### Source material
◆ ◆ ◆ ◆ ◆

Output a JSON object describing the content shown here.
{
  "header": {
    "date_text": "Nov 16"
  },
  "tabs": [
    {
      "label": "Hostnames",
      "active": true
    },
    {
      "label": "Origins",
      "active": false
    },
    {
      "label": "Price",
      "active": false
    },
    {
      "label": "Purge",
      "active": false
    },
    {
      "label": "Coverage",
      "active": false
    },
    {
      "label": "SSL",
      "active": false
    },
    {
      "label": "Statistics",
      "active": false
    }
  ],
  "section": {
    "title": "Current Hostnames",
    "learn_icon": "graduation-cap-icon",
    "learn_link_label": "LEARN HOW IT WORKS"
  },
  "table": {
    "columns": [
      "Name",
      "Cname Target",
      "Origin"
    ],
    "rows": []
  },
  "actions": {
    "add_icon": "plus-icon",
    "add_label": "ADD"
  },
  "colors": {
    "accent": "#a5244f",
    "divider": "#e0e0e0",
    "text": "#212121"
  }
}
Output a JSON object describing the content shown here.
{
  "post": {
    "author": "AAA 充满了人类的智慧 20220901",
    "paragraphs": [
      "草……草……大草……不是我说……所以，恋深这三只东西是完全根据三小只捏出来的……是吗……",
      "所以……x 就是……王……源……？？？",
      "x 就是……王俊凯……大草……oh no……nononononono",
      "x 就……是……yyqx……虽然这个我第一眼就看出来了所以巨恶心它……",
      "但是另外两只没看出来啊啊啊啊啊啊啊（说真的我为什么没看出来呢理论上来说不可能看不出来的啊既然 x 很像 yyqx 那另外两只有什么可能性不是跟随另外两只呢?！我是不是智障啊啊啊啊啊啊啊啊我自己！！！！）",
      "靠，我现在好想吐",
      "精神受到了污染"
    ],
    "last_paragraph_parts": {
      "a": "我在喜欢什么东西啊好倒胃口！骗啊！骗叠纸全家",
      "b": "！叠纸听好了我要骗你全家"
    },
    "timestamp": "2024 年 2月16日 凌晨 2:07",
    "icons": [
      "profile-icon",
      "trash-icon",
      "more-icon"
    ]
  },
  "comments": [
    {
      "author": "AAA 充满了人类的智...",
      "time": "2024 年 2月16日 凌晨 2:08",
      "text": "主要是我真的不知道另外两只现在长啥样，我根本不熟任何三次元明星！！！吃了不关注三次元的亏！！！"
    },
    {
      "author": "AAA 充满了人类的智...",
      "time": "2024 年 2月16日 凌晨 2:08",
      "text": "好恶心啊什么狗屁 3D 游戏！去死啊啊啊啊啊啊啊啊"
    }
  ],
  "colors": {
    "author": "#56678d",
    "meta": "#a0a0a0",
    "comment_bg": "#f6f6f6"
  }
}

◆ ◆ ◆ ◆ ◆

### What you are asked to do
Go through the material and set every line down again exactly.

### Expected answer
Output a JSON object describing the content shown here.
{
  "header": {
    "date_text": "Nov 16"
  },
  "tabs": [
    {
      "label": "Hostnames",
      "active": true
    },
    {
      "label": "Origins",
      "active": false
    },
    {
      "label": "Price",
      "active": false
    },
    {
      "label": "Purge",
      "active": false
    },
    {
      "label": "Coverage",
      "active": false
    },
    {
      "label": "SSL",
      "active": false
    },
    {
      "label": "Statistics",
      "active": false
    }
  ],
  "section": {
    "title": "Current Hostnames",
    "learn_icon": "graduation-cap-icon",
    "learn_link_label": "LEARN HOW IT WORKS"
  },
  "table": {
    "columns": [
      "Name",
      "Cname Target",
      "Origin"
    ],
    "rows": []
  },
  "actions": {
    "add_icon": "plus-icon",
    "add_label": "ADD"
  },
  "colors": {
    "accent": "#a5244f",
    "divider": "#e0e0e0",
    "text": "#212121"
  }
}
Output a JSON object describing the content shown here.
{
  "post": {
    "author": "AAA 充满了人类的智慧 20220901",
    "paragraphs": [
      "草……草……大草……不是我说……所以，恋深这三只东西是完全根据三小只捏出来的……是吗……",
      "所以……x 就是……王……源……？？？",
      "x 就是……王俊凯……大草……oh no……nononononono",
      "x 就……是……yyqx……虽然这个我第一眼就看出来了所以巨恶心它……",
      "但是另外两只没看出来啊啊啊啊啊啊啊（说真的我为什么没看出来呢理论上来说不可能看不出来的啊既然 x 很像 yyqx 那另外两只有什么可能性不是跟随另外两只呢?！我是不是智障啊啊啊啊啊啊啊啊我自己！！！！）",
      "靠，我现在好想吐",
      "精神受到了污染"
    ],
    "last_paragraph_parts": {
      "a": "我在喜欢什么东西啊好倒胃口！骗啊！骗叠纸全家",
      "b": "！叠纸听好了我要骗你全家"
    },
    "timestamp": "2024 年 2月16日 凌晨 2:07",
    "icons": [
      "profile-icon",
      "trash-icon",
      "more-icon"
    ]
  },
  "comments": [
    {
      "author": "AAA 充满了人类的智...",
      "time": "2024 年 2月16日 凌晨 2:08",
      "text": "主要是我真的不知道另外两只现在长啥样，我根本不熟任何三次元明星！！！吃了不关注三次元的亏！！！"
    },
    {
      "author": "AAA 充满了人类的智...",
      "time": "2024 年 2月16日 凌晨 2:08",
      "text": "好恶心啊什么狗屁 3D 游戏！去死啊啊啊啊啊啊啊啊"
    }
  ],
  "colors": {
    "author": "#56678d",
    "meta": "#a0a0a0",
    "comment_bg": "#f6f6f6"
  }
}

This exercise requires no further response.